Entries from a dataset of interfaces
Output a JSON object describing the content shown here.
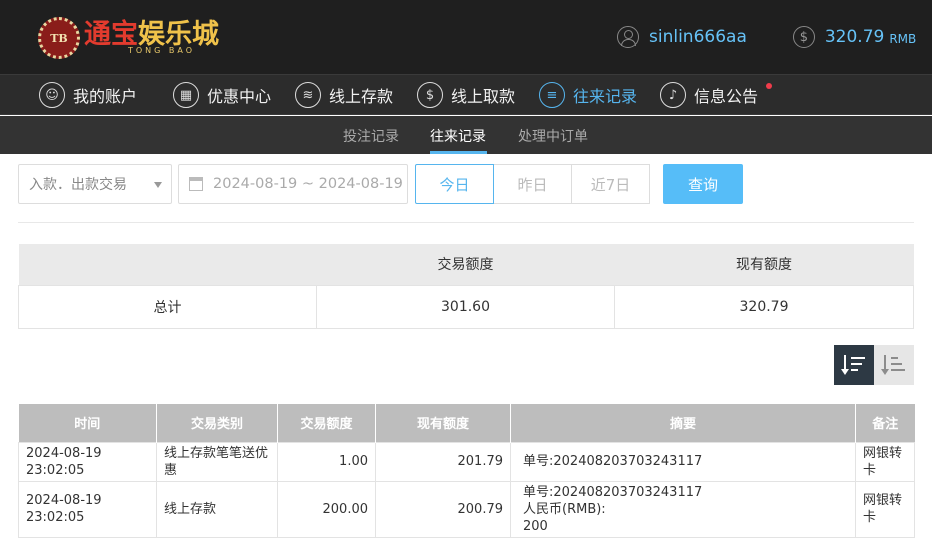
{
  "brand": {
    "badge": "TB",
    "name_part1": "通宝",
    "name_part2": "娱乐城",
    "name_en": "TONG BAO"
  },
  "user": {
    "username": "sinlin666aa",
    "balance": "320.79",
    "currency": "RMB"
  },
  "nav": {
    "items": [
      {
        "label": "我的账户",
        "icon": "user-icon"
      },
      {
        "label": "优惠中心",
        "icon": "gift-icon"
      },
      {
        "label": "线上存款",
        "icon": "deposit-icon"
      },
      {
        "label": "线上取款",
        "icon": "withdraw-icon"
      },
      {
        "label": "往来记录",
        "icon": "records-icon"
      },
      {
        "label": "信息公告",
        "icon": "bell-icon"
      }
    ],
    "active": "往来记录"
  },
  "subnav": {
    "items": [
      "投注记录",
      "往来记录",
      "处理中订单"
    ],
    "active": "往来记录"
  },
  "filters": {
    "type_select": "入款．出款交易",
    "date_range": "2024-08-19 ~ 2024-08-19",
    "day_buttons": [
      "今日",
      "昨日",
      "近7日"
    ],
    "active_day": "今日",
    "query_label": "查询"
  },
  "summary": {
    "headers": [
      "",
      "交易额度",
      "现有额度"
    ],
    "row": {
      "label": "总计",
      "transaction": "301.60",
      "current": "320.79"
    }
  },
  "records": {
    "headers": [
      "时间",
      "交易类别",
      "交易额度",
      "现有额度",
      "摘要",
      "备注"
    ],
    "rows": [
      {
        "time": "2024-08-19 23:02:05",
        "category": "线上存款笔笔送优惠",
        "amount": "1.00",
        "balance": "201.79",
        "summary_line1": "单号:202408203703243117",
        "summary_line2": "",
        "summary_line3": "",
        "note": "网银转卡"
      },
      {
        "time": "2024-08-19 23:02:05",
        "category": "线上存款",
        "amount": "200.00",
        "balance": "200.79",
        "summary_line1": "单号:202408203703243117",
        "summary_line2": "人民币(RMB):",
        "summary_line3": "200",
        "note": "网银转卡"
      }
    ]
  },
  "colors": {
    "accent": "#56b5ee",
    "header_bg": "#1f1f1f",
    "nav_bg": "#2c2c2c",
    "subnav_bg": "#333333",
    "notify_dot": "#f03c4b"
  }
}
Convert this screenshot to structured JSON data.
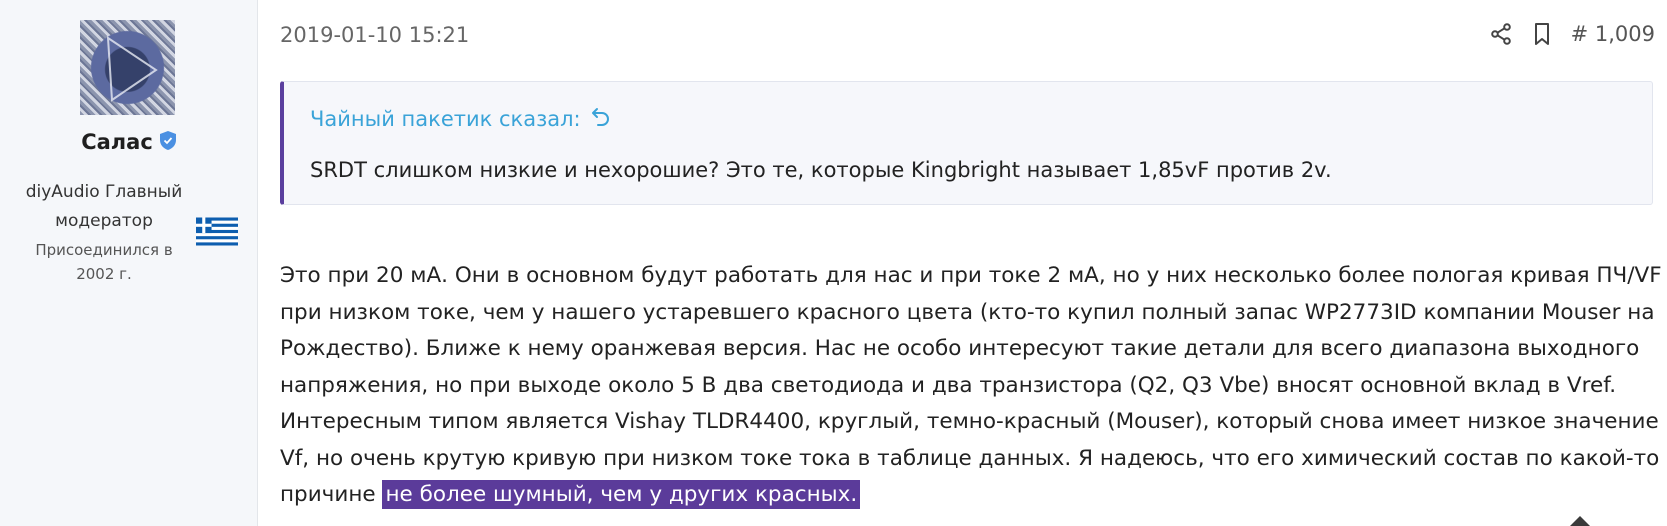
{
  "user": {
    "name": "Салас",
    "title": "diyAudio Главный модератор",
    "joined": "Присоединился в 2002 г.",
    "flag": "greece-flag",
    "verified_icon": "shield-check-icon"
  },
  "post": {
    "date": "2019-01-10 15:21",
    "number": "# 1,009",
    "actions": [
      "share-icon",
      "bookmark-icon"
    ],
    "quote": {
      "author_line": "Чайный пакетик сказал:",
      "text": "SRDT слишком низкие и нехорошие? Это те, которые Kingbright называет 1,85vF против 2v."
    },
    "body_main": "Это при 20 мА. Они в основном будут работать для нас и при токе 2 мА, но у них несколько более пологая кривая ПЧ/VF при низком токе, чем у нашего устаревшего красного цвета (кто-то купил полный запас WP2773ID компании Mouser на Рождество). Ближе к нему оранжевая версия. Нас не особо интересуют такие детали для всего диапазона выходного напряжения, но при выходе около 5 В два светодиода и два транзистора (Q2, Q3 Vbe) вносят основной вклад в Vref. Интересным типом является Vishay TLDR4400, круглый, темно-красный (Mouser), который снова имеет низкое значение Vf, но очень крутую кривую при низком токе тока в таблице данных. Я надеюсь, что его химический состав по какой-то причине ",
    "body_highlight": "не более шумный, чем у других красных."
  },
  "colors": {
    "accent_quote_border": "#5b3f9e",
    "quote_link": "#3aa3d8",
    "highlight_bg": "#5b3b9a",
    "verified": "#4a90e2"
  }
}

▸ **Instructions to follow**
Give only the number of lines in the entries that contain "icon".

▸ **Finished task**
9